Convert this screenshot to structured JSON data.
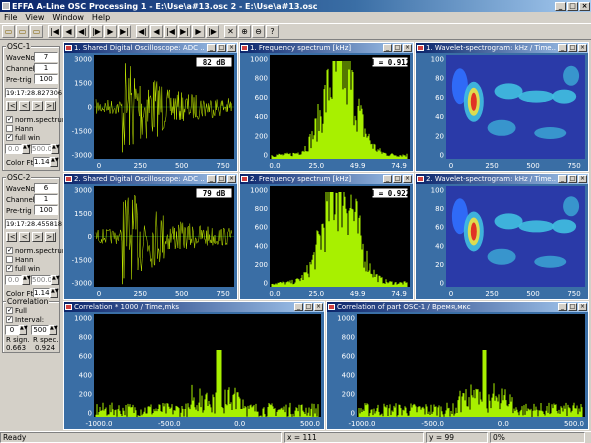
{
  "window": {
    "title": "A-Line OSC Processing   1 - E:\\Use\\a#13.osc   2 - E:\\Use\\a#13.osc",
    "logo": "EFFA",
    "min": "_",
    "max": "□",
    "close": "×"
  },
  "menu": [
    "File",
    "View",
    "Window",
    "Help"
  ],
  "toolbar_icons": [
    "open-icon",
    "save-icon",
    "save-all-icon",
    "first-icon",
    "prev-icon",
    "step-back-icon",
    "step-forward-icon",
    "next-icon",
    "last-icon",
    "first2-icon",
    "prev2-icon",
    "step-back2-icon",
    "step-forward2-icon",
    "next2-icon",
    "last2-icon",
    "cross-icon",
    "zoom-in-icon",
    "zoom-out-icon",
    "help-icon"
  ],
  "toolbar_glyphs": [
    "▭",
    "▭",
    "▭",
    "|◀",
    "◀",
    "◀|",
    "|▶",
    "▶",
    "▶|",
    "◀|",
    "◀",
    "|◀",
    "▶|",
    "▶",
    "|▶",
    "✕",
    "⊕",
    "⊖",
    "?"
  ],
  "osc1": {
    "title": "OSC-1",
    "waveno_label": "WaveNo",
    "waveno": "7",
    "channel_label": "Channel",
    "channel": "1",
    "pretrig_label": "Pre-trig",
    "pretrig": "100",
    "time": "19:17:28.827306",
    "nav": [
      "|<",
      "<",
      ">",
      ">|"
    ],
    "norm_spectrum": "norm.spectrum",
    "hann": "Hann",
    "full_win": "full win",
    "norm_checked": true,
    "hann_checked": false,
    "fullwin_checked": true,
    "from": "0.0",
    "to": "500.0",
    "color_label": "Color Ft",
    "color_value": "1.14"
  },
  "osc2": {
    "title": "OSC-2",
    "waveno_label": "WaveNo",
    "waveno": "6",
    "channel_label": "Channel",
    "channel": "1",
    "pretrig_label": "Pre-trig",
    "pretrig": "100",
    "time": "19:17:28.455818",
    "nav": [
      "|<",
      "<",
      ">",
      ">|"
    ],
    "norm_spectrum": "norm.spectrum",
    "hann": "Hann",
    "full_win": "full win",
    "norm_checked": true,
    "hann_checked": false,
    "fullwin_checked": true,
    "from": "0.0",
    "to": "500.0",
    "color_label": "Color Ft",
    "color_value": "1.14"
  },
  "correlation": {
    "title": "Correlation",
    "full": "Full",
    "interval": "Interval:",
    "full_checked": true,
    "interval_checked": true,
    "from": "0",
    "to": "500",
    "r_sign_label": "R sign.",
    "r_sign": "0.663",
    "r_spec_label": "R spec.",
    "r_spec": "0.924"
  },
  "panels": {
    "osc1_wave": {
      "title": "1. Shared Digital Oscilloscope: ADC ..",
      "badge": "82 dB",
      "y_ticks": [
        "3000",
        "1500",
        "0",
        "-1500",
        "-3000"
      ],
      "x_ticks": [
        "0",
        "250",
        "500",
        "750"
      ]
    },
    "osc1_spec": {
      "title": "1. Frequency spectrum [kHz]",
      "badge": "H = 0.912",
      "y_ticks": [
        "1000",
        "800",
        "600",
        "400",
        "200",
        "0"
      ],
      "x_ticks": [
        "0.0",
        "25.0",
        "49.9",
        "74.9"
      ]
    },
    "osc1_wavelet": {
      "title": "1. Wavelet-spectrogram: kHz / Time..",
      "y_ticks": [
        "100",
        "80",
        "60",
        "40",
        "20",
        "0"
      ],
      "x_ticks": [
        "0",
        "250",
        "500",
        "750"
      ]
    },
    "osc2_wave": {
      "title": "2. Shared Digital Oscilloscope: ADC ..",
      "badge": "79 dB",
      "y_ticks": [
        "3000",
        "1500",
        "0",
        "-1500",
        "-3000"
      ],
      "x_ticks": [
        "0",
        "250",
        "500",
        "750"
      ]
    },
    "osc2_spec": {
      "title": "2. Frequency spectrum [kHz]",
      "badge": "H = 0.922",
      "y_ticks": [
        "1000",
        "800",
        "600",
        "400",
        "200",
        "0"
      ],
      "x_ticks": [
        "0.0",
        "25.0",
        "49.9",
        "74.9"
      ]
    },
    "osc2_wavelet": {
      "title": "2. Wavelet-spectrogram: kHz / Time..",
      "y_ticks": [
        "100",
        "80",
        "60",
        "40",
        "20",
        "0"
      ],
      "x_ticks": [
        "0",
        "250",
        "500",
        "750"
      ]
    },
    "corr_all": {
      "title": "Correlation * 1000 / Time,mks",
      "y_ticks": [
        "1000",
        "800",
        "600",
        "400",
        "200",
        "0"
      ],
      "x_ticks": [
        "-1000.0",
        "-500.0",
        "0.0",
        "500.0"
      ]
    },
    "corr_part": {
      "title": "Correlation of part OSC-1 / Время,мкс",
      "y_ticks": [
        "1000",
        "800",
        "600",
        "400",
        "200",
        "0"
      ],
      "x_ticks": [
        "-1000.0",
        "-500.0",
        "0.0",
        "500.0"
      ]
    }
  },
  "status": {
    "state": "Ready",
    "x": "x = 111",
    "y": "y = 99",
    "pct": "0%"
  }
}
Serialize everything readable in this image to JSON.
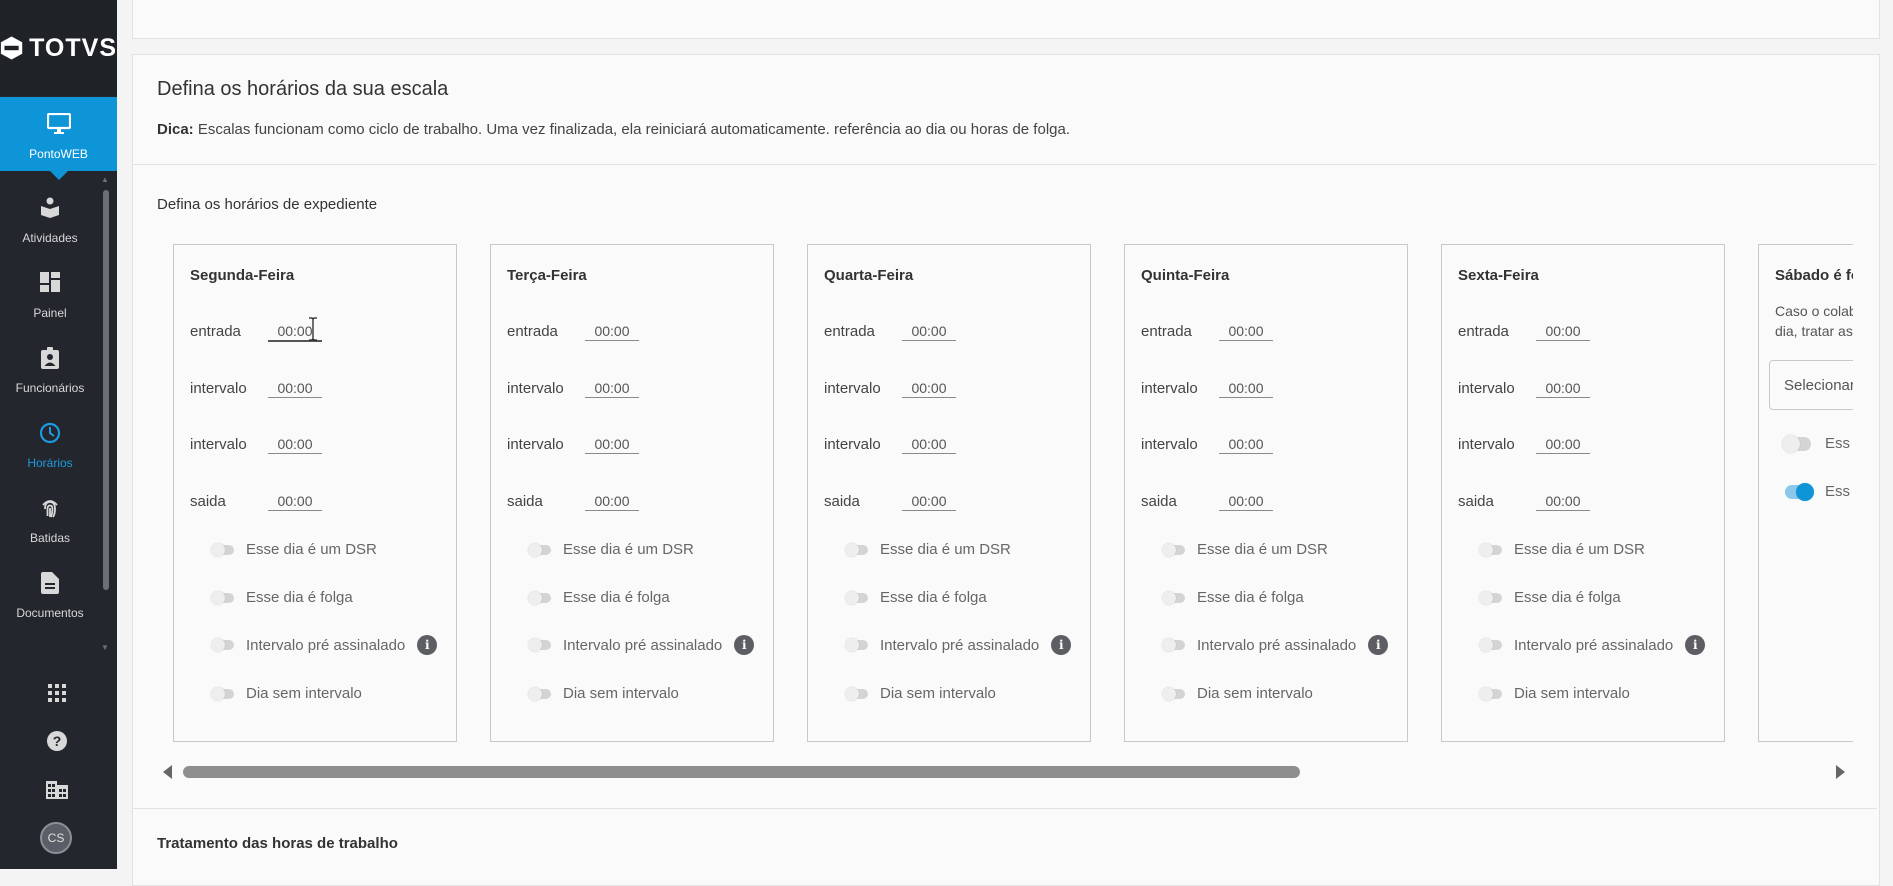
{
  "brand": {
    "logo_text": "TOTVS"
  },
  "sidebar": {
    "active": {
      "label": "PontoWEB",
      "icon": "monitor-icon"
    },
    "items": [
      {
        "label": "Atividades",
        "icon": "activities-icon"
      },
      {
        "label": "Painel",
        "icon": "dashboard-icon"
      },
      {
        "label": "Funcionários",
        "icon": "badge-icon"
      },
      {
        "label": "Horários",
        "icon": "clock-icon"
      },
      {
        "label": "Batidas",
        "icon": "fingerprint-icon"
      },
      {
        "label": "Documentos",
        "icon": "document-icon"
      }
    ],
    "bottom": [
      "apps-grid-icon",
      "help-icon",
      "building-icon"
    ],
    "avatar_initials": "CS"
  },
  "schedule": {
    "title": "Defina os horários da sua escala",
    "tip_label": "Dica:",
    "tip_text": "Escalas funcionam como ciclo de trabalho. Uma vez finalizada, ela reiniciará automaticamente. referência ao dia ou horas de folga.",
    "section_label": "Defina os horários de expediente",
    "time_labels": {
      "entrada": "entrada",
      "intervalo": "intervalo",
      "saida": "saida"
    },
    "toggle_labels": {
      "dsr": "Esse dia é um DSR",
      "folga": "Esse dia é folga",
      "pre": "Intervalo pré assinalado",
      "sem": "Dia sem intervalo"
    },
    "days": [
      {
        "name": "Segunda-Feira",
        "entrada": "00:00",
        "intervalo1": "00:00",
        "intervalo2": "00:00",
        "saida": "00:00"
      },
      {
        "name": "Terça-Feira",
        "entrada": "00:00",
        "intervalo1": "00:00",
        "intervalo2": "00:00",
        "saida": "00:00"
      },
      {
        "name": "Quarta-Feira",
        "entrada": "00:00",
        "intervalo1": "00:00",
        "intervalo2": "00:00",
        "saida": "00:00"
      },
      {
        "name": "Quinta-Feira",
        "entrada": "00:00",
        "intervalo1": "00:00",
        "intervalo2": "00:00",
        "saida": "00:00"
      },
      {
        "name": "Sexta-Feira",
        "entrada": "00:00",
        "intervalo1": "00:00",
        "intervalo2": "00:00",
        "saida": "00:00"
      }
    ],
    "saturday": {
      "title": "Sábado é fo",
      "desc_line1": "Caso o colab",
      "desc_line2": "dia, tratar as",
      "select_placeholder": "Selecionar",
      "toggle1_label": "Ess",
      "toggle2_label": "Ess",
      "toggle2_on": true
    },
    "next_section": "Tratamento das horas de trabalho"
  }
}
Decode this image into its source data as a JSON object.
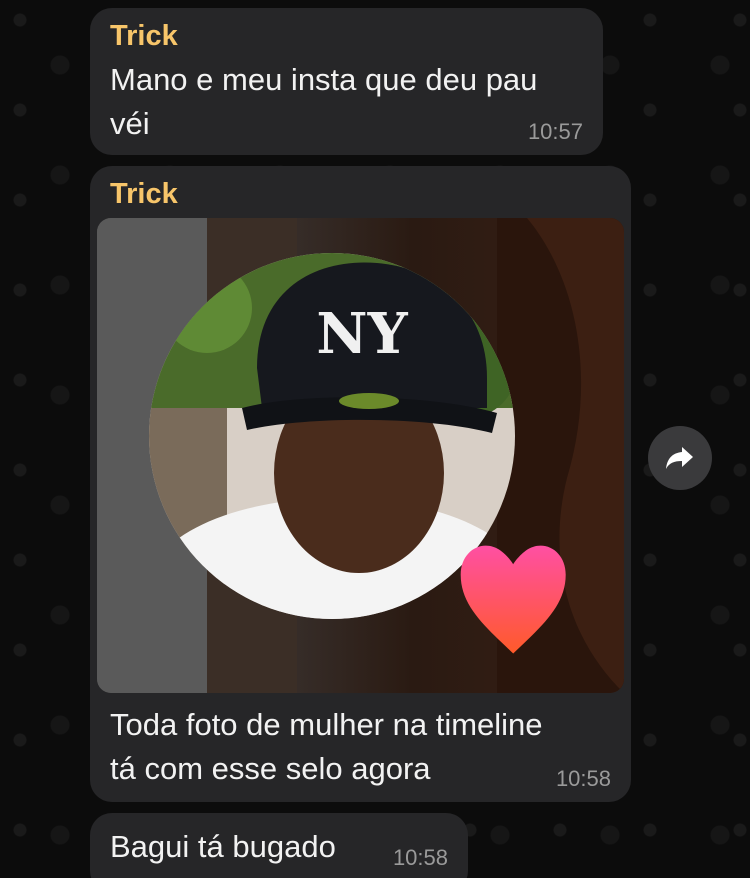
{
  "messages": [
    {
      "sender": "Trick",
      "text_line1": "Mano e meu insta que deu pau",
      "text_line2": "véi",
      "time": "10:57"
    },
    {
      "sender": "Trick",
      "has_image": true,
      "cap_logo": "NY",
      "caption_line1": "Toda foto de mulher na timeline",
      "caption_line2": "tá com esse selo agora",
      "time": "10:58"
    },
    {
      "text": "Bagui tá bugado",
      "time": "10:58"
    }
  ],
  "icons": {
    "forward": "forward-arrow-icon",
    "badge": "heart-icon"
  },
  "colors": {
    "sender": "#f7c56a",
    "bubble": "#262628",
    "background": "#0b0b0b",
    "heart_top": "#ff4fa3",
    "heart_bottom": "#ff5a2a"
  }
}
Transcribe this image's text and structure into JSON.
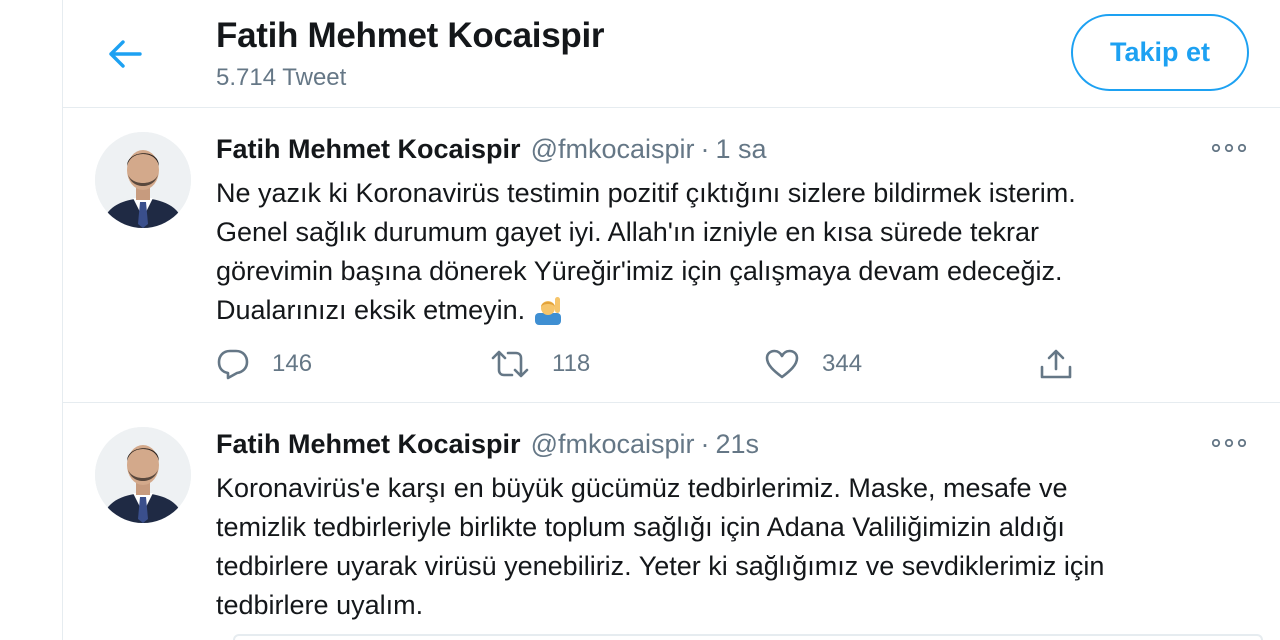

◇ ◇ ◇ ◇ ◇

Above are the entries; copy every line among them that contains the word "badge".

- Solution
      "badge": "82 dB",
      "badge": "H = 0.912",
      "badge": "79 dB",
      "badge": "H = 0.922",
        "icon": "badge-icon"
    "badge": "heart-icon"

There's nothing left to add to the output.